The central bank lifted its key rate by 25 basis points, leaving it at 3.5%. The decision was unanimous by the bank’s board members and was widely expected by the market, with all but one of seven economists surveyed forecasting this outcome.
“Economic activity in Colombia continues to gain strength,” central bank chairman Jose Dario Uribe told reporters. “The gross domestic product growth in the fourth quarter of 2010 may be higher than previously expected.”
The decision to lift rates comes on the heels of Colombia securing investment-grade status from rating agency Standard & Poor’s for the country’s foreign debt, a decision that Finance Minister Juan Carlos Echeverry has said proves the government’s macroeconomic and fiscal stability.
The government said the Colombian economy could grow as much as 6% this year, although the central bank’s official projection points to a 4.5% expansion in 2011.
While the bank expects economic activity to continue to increase, helped by rising foreign investment and strong consumer spending, it also warned that there are risks. The bank specifically noted the situation in Japan, saying it adds to ongoing global economic uncertainty.
The bank began raising rates last month amid worries over inflation after a couple months of much-higher-than-forecast readings that were largely due to severe rains in 2010 that cut supplies of food and caused transportation prices to rise.
But February’s consumer price index came in rather low, rising just 0.6% against economists expectations of a 1% rise, which has allayed much of the central bank’s worries. It said Friday the inflation outlook is hovering near the middle of the bank’s target range. The country expects consumer inflation to land between 2% and 4% this year.
The bank also expressed comfort with the peso’s recent performance.

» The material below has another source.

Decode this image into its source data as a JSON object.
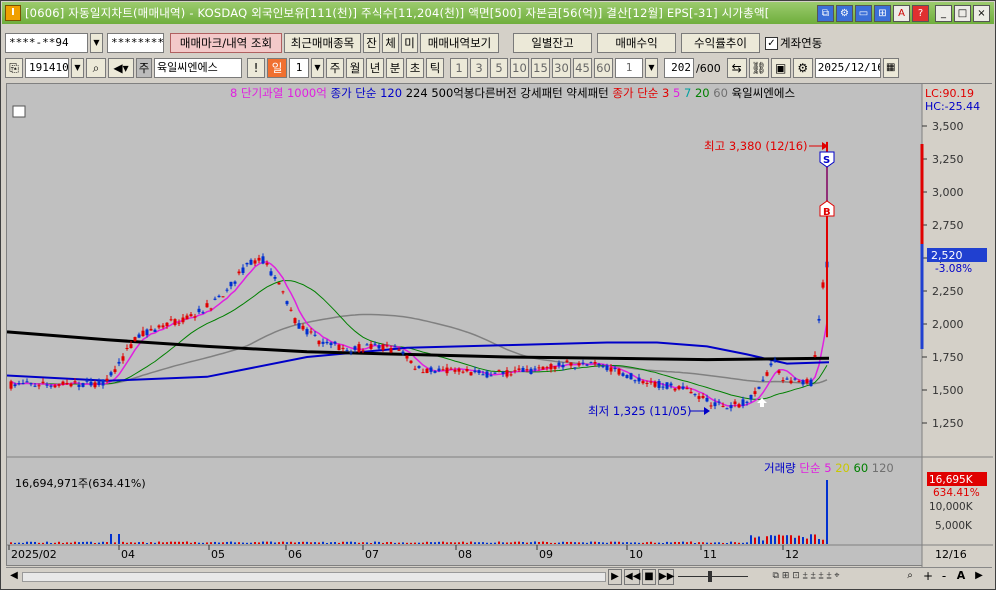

The local currency is modestly stronger against the dollar from where it began the year, closing Friday at COP1,873.50 for $1.
The bank has been buying dollars in the spot market since last year in an effort to keep the peso from gaining too much against the greenback. Minister Echeverry, who is also a member of the central bank, said this dollar-buying program will continue but said no new forex measures are planned.
“We believe we have the necessary and correct package of measures,” Echeverry said.
On future rate moves, the bank said they plan to continue to raise rates in a gradual manner, but said they don’t want them to reach the high levels seen in previous years.
“We want to minimize the interest rates that we need to control inflation while maintaining high levels of growth and job creation.” Echeverry said.
The increase in the interest rates could make Colombian assets more attractive and lead to an appreciation of the peso. The rating upgrade, which could lead to higher foreign investment in Colombia, could also spawn a stronger currency.